Set down every record below exactly as it stands, leaving out the pictures.
Data provided START
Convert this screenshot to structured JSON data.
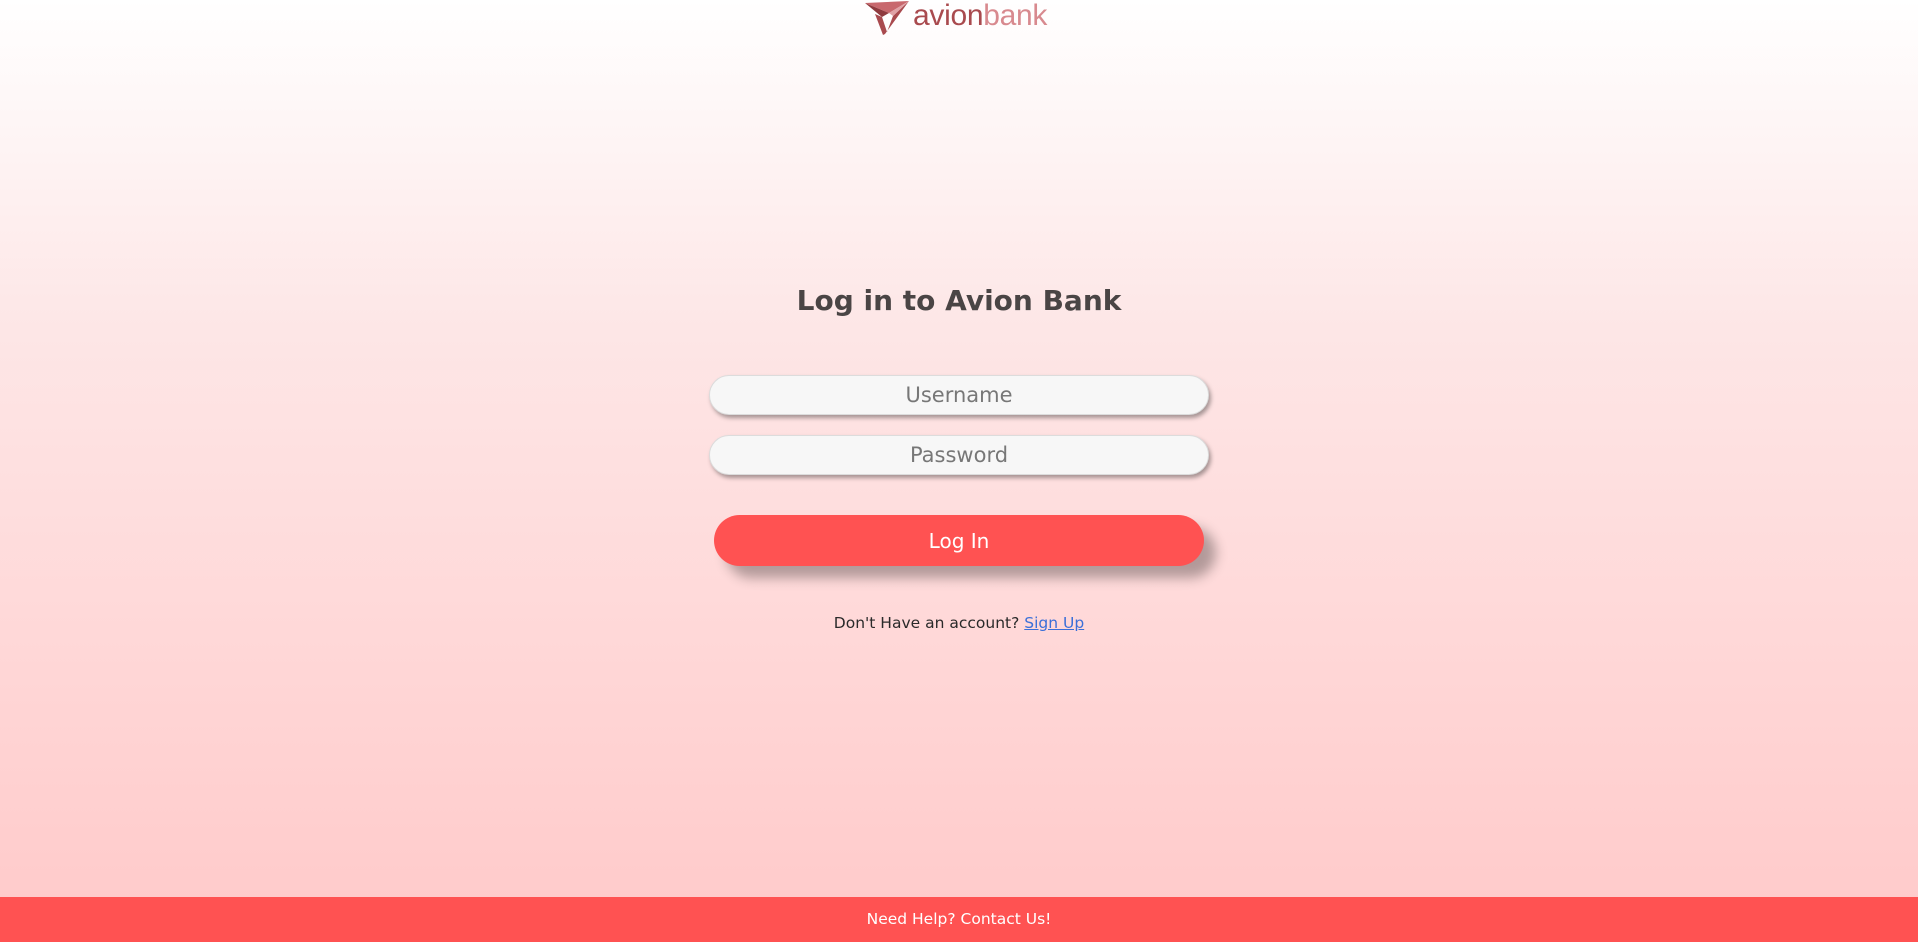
{
  "brand": {
    "logo_part1": "avion",
    "logo_part2": "bank",
    "icon": "paper-plane-logo-icon",
    "colors": {
      "logo_dark": "#a94a4e",
      "logo_light": "#d88a8f",
      "accent": "#ff5252"
    }
  },
  "login": {
    "title": "Log in to Avion Bank",
    "username_placeholder": "Username",
    "password_placeholder": "Password",
    "submit_label": "Log In"
  },
  "signup": {
    "prompt": "Don't Have an account?",
    "link_label": "Sign Up"
  },
  "footer": {
    "help_text": "Need Help? Contact Us!"
  }
}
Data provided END
== Reply ==
Convert this screenshot to structured JSON data.
{
  "brand": {
    "logo_part1": "avion",
    "logo_part2": "bank",
    "icon": "paper-plane-logo-icon",
    "colors": {
      "logo_dark": "#a94a4e",
      "logo_light": "#d88a8f",
      "accent": "#ff5252"
    }
  },
  "login": {
    "title": "Log in to Avion Bank",
    "username_placeholder": "Username",
    "password_placeholder": "Password",
    "submit_label": "Log In"
  },
  "signup": {
    "prompt": "Don't Have an account?",
    "link_label": "Sign Up"
  },
  "footer": {
    "help_text": "Need Help? Contact Us!"
  }
}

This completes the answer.